Records:
━━━━━━━━━━━━━━━━━━━━
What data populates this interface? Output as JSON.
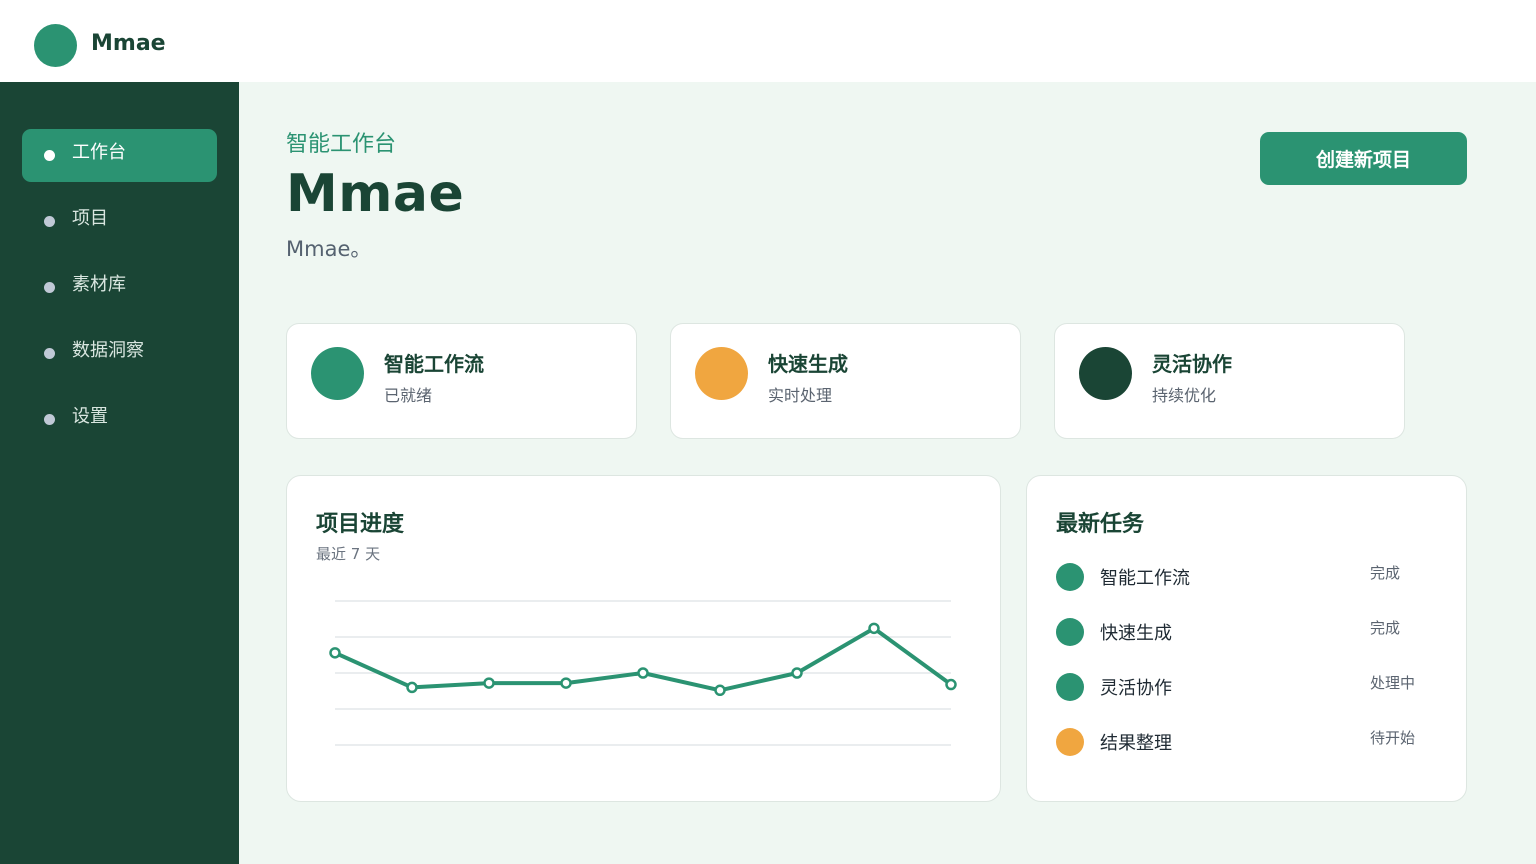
{
  "app": {
    "brand": "Mmae"
  },
  "sidebar": {
    "items": [
      {
        "label": "工作台",
        "active": true
      },
      {
        "label": "项目",
        "active": false
      },
      {
        "label": "素材库",
        "active": false
      },
      {
        "label": "数据洞察",
        "active": false
      },
      {
        "label": "设置",
        "active": false
      }
    ]
  },
  "hero": {
    "eyebrow": "智能工作台",
    "title": "Mmae",
    "subtitle": "Mmae。",
    "cta_label": "创建新项目"
  },
  "features": [
    {
      "title": "智能工作流",
      "subtitle": "已就绪",
      "color": "#2b9372"
    },
    {
      "title": "快速生成",
      "subtitle": "实时处理",
      "color": "#f0a640"
    },
    {
      "title": "灵活协作",
      "subtitle": "持续优化",
      "color": "#1a4535"
    }
  ],
  "progress_card": {
    "title": "项目进度",
    "subtitle": "最近 7 天"
  },
  "chart_data": {
    "type": "line",
    "title": "项目进度",
    "subtitle": "最近 7 天",
    "x": [
      1,
      2,
      3,
      4,
      5,
      6,
      7,
      8,
      9
    ],
    "series": [
      {
        "values": [
          64,
          40,
          43,
          43,
          50,
          38,
          50,
          81,
          42
        ]
      }
    ],
    "ylim": [
      0,
      100
    ],
    "grid": true,
    "color": "#2b9372"
  },
  "tasks_card": {
    "title": "最新任务",
    "items": [
      {
        "label": "智能工作流",
        "status": "完成",
        "color": "#2b9372"
      },
      {
        "label": "快速生成",
        "status": "完成",
        "color": "#2b9372"
      },
      {
        "label": "灵活协作",
        "status": "处理中",
        "color": "#2b9372"
      },
      {
        "label": "结果整理",
        "status": "待开始",
        "color": "#f0a640"
      }
    ]
  },
  "colors": {
    "primary": "#2b9372",
    "dark": "#1a4535",
    "accent": "#f0a640",
    "background": "#eff7f2"
  }
}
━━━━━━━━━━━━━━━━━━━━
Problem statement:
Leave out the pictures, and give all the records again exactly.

Response:
What data populates this interface? Output as JSON.
{
  "app": {
    "brand": "Mmae"
  },
  "sidebar": {
    "items": [
      {
        "label": "工作台",
        "active": true
      },
      {
        "label": "项目",
        "active": false
      },
      {
        "label": "素材库",
        "active": false
      },
      {
        "label": "数据洞察",
        "active": false
      },
      {
        "label": "设置",
        "active": false
      }
    ]
  },
  "hero": {
    "eyebrow": "智能工作台",
    "title": "Mmae",
    "subtitle": "Mmae。",
    "cta_label": "创建新项目"
  },
  "features": [
    {
      "title": "智能工作流",
      "subtitle": "已就绪",
      "color": "#2b9372"
    },
    {
      "title": "快速生成",
      "subtitle": "实时处理",
      "color": "#f0a640"
    },
    {
      "title": "灵活协作",
      "subtitle": "持续优化",
      "color": "#1a4535"
    }
  ],
  "progress_card": {
    "title": "项目进度",
    "subtitle": "最近 7 天"
  },
  "chart_data": {
    "type": "line",
    "title": "项目进度",
    "subtitle": "最近 7 天",
    "x": [
      1,
      2,
      3,
      4,
      5,
      6,
      7,
      8,
      9
    ],
    "series": [
      {
        "values": [
          64,
          40,
          43,
          43,
          50,
          38,
          50,
          81,
          42
        ]
      }
    ],
    "ylim": [
      0,
      100
    ],
    "grid": true,
    "color": "#2b9372"
  },
  "tasks_card": {
    "title": "最新任务",
    "items": [
      {
        "label": "智能工作流",
        "status": "完成",
        "color": "#2b9372"
      },
      {
        "label": "快速生成",
        "status": "完成",
        "color": "#2b9372"
      },
      {
        "label": "灵活协作",
        "status": "处理中",
        "color": "#2b9372"
      },
      {
        "label": "结果整理",
        "status": "待开始",
        "color": "#f0a640"
      }
    ]
  },
  "colors": {
    "primary": "#2b9372",
    "dark": "#1a4535",
    "accent": "#f0a640",
    "background": "#eff7f2"
  }
}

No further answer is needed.